Data records for software interfaces:
++++++++++
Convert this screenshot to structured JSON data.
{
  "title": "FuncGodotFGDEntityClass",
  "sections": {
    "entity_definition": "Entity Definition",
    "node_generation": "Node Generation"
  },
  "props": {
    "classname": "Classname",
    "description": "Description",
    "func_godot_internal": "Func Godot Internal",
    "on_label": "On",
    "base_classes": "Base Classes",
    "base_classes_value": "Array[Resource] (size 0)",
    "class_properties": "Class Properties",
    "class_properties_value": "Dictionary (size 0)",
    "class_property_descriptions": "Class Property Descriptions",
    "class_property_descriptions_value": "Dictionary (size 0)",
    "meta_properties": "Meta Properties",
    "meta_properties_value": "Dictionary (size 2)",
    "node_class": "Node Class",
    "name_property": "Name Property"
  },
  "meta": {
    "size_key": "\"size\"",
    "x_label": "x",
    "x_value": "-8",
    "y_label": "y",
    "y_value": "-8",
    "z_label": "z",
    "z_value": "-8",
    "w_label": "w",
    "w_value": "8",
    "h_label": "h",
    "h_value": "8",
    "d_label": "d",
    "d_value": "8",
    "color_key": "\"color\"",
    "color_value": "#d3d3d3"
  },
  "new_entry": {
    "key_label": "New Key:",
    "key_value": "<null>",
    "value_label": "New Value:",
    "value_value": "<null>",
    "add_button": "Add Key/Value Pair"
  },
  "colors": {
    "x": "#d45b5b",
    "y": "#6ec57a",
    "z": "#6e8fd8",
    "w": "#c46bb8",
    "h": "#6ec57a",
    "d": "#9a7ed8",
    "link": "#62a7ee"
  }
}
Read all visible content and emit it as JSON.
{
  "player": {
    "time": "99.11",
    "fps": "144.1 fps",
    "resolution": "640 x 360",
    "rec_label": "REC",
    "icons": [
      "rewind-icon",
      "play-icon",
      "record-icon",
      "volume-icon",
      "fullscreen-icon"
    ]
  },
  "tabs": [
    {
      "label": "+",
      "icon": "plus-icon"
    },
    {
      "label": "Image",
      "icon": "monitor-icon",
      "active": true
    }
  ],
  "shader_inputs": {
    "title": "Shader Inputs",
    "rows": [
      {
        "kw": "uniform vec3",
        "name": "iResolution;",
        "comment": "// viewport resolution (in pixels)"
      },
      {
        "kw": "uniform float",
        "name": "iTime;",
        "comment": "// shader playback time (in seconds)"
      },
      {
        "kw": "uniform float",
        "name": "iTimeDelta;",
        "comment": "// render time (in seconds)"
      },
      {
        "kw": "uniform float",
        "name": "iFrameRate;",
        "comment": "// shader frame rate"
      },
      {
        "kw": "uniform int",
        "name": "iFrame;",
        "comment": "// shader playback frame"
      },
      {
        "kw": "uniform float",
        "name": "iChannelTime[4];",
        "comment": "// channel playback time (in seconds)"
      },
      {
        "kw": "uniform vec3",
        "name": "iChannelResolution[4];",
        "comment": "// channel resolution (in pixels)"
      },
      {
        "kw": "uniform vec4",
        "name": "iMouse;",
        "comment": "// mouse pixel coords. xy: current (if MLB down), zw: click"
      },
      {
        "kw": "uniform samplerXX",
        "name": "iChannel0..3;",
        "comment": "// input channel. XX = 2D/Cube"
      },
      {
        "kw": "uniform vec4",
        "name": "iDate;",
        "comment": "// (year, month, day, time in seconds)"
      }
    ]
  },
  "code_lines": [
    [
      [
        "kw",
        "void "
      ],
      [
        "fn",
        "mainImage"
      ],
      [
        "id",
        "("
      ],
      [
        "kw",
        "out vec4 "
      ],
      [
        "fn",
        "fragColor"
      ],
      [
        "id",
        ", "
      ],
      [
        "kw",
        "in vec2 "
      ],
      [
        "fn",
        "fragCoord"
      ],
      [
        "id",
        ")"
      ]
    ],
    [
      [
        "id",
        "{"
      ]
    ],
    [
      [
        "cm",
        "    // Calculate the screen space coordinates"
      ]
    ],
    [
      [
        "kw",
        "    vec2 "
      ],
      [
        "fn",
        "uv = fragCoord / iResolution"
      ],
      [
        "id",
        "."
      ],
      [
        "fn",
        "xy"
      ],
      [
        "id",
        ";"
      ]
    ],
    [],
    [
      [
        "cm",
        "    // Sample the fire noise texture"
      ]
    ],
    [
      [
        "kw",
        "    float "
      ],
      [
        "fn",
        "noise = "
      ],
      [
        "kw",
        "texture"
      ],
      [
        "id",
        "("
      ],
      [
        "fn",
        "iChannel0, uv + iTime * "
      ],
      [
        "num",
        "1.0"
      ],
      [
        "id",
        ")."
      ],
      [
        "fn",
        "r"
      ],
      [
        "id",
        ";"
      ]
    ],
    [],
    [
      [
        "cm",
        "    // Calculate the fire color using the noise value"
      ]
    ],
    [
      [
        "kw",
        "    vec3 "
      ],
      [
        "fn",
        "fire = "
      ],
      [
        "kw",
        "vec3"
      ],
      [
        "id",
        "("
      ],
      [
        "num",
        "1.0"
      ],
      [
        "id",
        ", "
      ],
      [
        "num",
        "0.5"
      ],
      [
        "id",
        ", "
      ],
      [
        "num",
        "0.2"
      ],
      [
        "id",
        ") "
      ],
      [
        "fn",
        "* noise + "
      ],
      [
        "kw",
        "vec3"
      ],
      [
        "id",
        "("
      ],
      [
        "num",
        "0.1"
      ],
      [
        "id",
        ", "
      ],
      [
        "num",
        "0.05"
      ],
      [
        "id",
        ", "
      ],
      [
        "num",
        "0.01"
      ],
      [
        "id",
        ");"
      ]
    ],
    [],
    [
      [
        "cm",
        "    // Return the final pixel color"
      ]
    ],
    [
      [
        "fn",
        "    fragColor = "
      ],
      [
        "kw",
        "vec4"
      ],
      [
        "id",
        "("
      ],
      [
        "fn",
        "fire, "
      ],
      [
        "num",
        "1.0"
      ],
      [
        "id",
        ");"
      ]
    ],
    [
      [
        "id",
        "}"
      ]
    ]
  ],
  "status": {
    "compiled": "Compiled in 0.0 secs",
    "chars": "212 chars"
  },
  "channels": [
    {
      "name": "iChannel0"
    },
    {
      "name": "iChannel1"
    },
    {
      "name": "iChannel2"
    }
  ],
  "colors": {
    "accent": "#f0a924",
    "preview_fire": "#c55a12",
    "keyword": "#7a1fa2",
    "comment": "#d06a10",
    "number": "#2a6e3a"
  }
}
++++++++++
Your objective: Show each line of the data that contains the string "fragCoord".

Task output:
        "fragCoord"
        "uv = fragCoord / iResolution"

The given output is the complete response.